▶ **Raw data**
((

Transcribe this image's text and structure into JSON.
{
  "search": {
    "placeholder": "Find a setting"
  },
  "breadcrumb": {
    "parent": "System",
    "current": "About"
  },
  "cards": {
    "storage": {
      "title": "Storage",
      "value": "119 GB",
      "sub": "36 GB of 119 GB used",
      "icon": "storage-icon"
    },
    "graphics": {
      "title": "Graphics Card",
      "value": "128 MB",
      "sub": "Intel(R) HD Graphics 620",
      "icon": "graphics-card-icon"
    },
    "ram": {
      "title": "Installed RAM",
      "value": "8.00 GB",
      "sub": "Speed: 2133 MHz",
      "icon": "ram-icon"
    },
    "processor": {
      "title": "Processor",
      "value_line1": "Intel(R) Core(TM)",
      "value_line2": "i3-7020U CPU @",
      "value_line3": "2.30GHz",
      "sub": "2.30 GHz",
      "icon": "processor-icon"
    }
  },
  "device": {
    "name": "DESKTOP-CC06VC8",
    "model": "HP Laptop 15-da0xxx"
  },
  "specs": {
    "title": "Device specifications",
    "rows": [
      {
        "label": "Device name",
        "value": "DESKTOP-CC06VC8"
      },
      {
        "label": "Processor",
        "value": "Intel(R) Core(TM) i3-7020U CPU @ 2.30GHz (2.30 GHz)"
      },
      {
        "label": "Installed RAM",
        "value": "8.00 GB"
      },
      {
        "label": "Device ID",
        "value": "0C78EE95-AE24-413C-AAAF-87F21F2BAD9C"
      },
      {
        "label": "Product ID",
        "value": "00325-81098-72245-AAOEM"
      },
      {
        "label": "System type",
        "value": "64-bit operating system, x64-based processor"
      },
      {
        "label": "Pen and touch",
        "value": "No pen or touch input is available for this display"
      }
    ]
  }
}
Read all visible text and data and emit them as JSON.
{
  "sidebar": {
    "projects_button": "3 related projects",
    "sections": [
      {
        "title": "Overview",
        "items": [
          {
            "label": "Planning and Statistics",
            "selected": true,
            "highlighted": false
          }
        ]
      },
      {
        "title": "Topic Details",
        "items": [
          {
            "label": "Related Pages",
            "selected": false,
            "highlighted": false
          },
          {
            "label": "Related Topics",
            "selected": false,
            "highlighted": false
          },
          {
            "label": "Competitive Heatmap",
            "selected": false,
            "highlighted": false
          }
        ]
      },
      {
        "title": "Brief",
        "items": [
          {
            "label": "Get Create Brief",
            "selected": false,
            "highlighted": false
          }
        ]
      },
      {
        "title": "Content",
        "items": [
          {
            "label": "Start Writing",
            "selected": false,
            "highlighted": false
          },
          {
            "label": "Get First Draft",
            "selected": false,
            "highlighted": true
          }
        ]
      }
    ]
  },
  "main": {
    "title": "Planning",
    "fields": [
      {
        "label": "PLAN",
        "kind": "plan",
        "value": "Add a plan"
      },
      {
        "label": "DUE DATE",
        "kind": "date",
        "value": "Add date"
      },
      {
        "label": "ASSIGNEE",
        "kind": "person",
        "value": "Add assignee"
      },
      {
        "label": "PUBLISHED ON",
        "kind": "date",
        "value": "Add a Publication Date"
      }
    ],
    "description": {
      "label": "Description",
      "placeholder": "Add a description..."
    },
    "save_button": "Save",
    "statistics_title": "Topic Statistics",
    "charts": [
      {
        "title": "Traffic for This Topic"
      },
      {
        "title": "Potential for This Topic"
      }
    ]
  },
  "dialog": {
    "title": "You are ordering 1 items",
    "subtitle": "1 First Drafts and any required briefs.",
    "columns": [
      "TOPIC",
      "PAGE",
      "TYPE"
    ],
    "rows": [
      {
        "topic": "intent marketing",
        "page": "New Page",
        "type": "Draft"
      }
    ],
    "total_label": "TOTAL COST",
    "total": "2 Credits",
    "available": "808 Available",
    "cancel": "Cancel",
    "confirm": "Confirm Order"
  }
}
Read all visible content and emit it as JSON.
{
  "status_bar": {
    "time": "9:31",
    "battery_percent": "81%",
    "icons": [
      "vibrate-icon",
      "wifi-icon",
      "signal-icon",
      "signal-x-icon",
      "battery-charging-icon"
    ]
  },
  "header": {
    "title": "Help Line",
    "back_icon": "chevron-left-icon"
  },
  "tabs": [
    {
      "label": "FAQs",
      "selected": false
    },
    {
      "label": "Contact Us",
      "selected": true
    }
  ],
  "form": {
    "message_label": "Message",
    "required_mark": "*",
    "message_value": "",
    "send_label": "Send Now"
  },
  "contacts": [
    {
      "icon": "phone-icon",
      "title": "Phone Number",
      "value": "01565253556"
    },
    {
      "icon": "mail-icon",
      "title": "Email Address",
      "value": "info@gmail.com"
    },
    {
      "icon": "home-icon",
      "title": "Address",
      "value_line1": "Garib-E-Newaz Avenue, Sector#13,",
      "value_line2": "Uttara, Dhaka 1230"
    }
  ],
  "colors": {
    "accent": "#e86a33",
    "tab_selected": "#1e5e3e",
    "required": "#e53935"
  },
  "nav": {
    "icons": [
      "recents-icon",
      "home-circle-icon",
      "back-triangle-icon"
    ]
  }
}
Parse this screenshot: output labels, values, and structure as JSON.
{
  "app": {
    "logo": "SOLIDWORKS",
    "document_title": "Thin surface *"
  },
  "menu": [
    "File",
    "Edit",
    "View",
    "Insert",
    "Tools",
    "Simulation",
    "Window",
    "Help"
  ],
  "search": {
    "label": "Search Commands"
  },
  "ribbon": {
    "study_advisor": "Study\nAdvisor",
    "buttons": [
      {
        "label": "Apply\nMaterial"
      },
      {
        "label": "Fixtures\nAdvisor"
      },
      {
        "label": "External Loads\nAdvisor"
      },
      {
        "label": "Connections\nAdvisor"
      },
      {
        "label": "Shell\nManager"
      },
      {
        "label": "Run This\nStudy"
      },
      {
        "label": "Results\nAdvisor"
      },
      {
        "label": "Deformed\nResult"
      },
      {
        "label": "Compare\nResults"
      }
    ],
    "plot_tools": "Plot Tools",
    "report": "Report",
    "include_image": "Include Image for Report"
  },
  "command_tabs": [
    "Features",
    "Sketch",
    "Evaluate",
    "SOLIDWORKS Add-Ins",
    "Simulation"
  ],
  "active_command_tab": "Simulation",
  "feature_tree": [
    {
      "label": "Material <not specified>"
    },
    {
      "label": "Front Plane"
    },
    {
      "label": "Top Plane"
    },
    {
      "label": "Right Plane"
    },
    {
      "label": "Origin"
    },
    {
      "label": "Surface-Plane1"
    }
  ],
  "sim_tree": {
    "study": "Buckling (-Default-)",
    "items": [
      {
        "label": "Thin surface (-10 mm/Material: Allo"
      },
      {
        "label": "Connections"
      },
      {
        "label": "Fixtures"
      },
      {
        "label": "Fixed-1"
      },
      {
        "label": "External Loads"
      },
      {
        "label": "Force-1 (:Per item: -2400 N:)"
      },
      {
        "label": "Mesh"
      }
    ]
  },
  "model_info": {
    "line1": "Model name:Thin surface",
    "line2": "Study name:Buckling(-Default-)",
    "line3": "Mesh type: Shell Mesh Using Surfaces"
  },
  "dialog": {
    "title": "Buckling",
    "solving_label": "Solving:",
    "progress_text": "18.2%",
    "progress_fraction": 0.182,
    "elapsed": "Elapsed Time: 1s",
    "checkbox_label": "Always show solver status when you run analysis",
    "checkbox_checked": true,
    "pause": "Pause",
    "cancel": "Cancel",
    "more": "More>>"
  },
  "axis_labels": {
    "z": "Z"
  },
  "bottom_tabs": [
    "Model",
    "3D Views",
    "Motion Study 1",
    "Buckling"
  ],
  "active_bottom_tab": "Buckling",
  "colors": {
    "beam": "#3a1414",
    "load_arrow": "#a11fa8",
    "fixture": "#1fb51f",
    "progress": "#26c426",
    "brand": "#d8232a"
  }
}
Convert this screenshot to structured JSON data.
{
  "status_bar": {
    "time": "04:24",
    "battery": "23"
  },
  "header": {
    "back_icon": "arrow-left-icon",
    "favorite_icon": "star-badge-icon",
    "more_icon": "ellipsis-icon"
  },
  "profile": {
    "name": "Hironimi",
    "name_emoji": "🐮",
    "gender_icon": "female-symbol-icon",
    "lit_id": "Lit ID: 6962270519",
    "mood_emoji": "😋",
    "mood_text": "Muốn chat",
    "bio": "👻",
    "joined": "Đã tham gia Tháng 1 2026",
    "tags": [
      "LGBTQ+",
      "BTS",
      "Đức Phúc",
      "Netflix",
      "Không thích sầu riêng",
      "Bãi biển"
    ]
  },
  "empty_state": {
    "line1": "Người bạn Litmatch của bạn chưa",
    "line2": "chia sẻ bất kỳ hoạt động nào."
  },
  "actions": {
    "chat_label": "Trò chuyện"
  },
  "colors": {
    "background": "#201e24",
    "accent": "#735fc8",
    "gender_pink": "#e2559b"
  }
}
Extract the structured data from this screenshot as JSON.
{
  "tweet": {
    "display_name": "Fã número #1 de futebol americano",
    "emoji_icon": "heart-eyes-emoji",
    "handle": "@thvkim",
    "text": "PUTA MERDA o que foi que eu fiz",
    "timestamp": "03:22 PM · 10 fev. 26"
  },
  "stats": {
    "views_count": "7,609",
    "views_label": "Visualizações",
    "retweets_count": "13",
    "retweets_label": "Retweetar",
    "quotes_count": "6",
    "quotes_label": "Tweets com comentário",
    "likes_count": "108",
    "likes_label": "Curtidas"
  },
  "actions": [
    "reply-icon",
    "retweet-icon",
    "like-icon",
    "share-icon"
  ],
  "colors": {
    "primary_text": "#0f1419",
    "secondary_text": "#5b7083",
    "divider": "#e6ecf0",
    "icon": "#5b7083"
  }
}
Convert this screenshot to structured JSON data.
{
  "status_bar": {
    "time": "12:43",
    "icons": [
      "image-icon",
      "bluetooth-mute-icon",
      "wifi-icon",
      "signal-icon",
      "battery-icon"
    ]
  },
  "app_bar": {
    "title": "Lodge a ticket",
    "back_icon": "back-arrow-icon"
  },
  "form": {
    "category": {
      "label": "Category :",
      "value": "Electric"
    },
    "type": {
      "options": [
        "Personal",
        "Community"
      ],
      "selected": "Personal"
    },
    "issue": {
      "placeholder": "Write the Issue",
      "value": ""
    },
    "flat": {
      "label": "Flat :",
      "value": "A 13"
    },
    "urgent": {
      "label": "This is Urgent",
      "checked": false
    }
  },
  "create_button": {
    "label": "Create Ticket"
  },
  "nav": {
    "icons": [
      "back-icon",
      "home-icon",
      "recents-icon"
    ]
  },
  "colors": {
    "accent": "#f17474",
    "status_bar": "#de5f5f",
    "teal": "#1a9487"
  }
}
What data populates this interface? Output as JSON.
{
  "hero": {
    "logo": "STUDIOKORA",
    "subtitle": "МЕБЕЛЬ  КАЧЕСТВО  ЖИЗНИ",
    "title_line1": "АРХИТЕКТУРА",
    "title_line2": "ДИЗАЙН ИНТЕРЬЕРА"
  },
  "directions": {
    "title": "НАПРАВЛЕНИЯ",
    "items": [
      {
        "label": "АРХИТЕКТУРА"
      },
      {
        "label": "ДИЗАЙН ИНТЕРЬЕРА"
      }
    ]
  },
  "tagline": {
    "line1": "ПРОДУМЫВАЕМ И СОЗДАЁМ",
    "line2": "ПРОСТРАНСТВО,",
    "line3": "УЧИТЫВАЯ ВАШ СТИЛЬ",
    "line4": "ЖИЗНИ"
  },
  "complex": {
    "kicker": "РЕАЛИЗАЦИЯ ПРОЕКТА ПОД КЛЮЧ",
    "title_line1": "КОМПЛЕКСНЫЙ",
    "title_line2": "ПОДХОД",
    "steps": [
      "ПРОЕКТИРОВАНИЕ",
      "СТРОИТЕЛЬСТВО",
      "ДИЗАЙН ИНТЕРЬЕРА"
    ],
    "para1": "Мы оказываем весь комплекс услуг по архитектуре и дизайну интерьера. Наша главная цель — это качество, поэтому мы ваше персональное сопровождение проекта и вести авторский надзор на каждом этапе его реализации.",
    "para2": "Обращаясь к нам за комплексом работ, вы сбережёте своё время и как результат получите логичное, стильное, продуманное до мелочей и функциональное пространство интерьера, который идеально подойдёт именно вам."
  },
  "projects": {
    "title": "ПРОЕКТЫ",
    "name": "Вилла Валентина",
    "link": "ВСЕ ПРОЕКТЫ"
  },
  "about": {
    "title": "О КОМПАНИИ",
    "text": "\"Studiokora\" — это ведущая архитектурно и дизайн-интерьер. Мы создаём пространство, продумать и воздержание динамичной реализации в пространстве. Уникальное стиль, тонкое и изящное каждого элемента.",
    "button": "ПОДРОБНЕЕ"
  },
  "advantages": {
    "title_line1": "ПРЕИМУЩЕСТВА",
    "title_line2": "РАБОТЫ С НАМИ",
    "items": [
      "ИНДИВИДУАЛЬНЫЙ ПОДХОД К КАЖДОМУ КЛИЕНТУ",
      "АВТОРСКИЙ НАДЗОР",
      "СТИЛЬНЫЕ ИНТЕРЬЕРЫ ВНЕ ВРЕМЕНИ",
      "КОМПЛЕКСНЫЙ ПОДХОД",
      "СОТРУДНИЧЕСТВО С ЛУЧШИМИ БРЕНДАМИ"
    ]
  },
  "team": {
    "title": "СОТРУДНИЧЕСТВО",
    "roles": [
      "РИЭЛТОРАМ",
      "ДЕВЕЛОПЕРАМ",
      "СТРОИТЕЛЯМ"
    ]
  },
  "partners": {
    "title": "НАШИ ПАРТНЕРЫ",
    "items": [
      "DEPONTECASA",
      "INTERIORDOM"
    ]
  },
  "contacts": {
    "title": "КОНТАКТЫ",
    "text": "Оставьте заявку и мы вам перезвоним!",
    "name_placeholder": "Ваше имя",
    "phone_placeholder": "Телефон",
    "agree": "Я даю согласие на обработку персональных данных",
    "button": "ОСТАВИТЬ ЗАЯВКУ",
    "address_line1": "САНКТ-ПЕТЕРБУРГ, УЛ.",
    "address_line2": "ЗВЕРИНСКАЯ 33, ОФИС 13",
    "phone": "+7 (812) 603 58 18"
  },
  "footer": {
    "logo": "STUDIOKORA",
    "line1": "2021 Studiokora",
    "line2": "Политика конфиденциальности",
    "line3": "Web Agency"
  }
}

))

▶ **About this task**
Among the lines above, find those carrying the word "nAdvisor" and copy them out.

▶ **Problem solution**
    "study_advisor": "Study\nAdvisor",
        "label": "Fixtures\nAdvisor"
        "label": "External Loads\nAdvisor"
        "label": "Connections\nAdvisor"
        "label": "Results\nAdvisor"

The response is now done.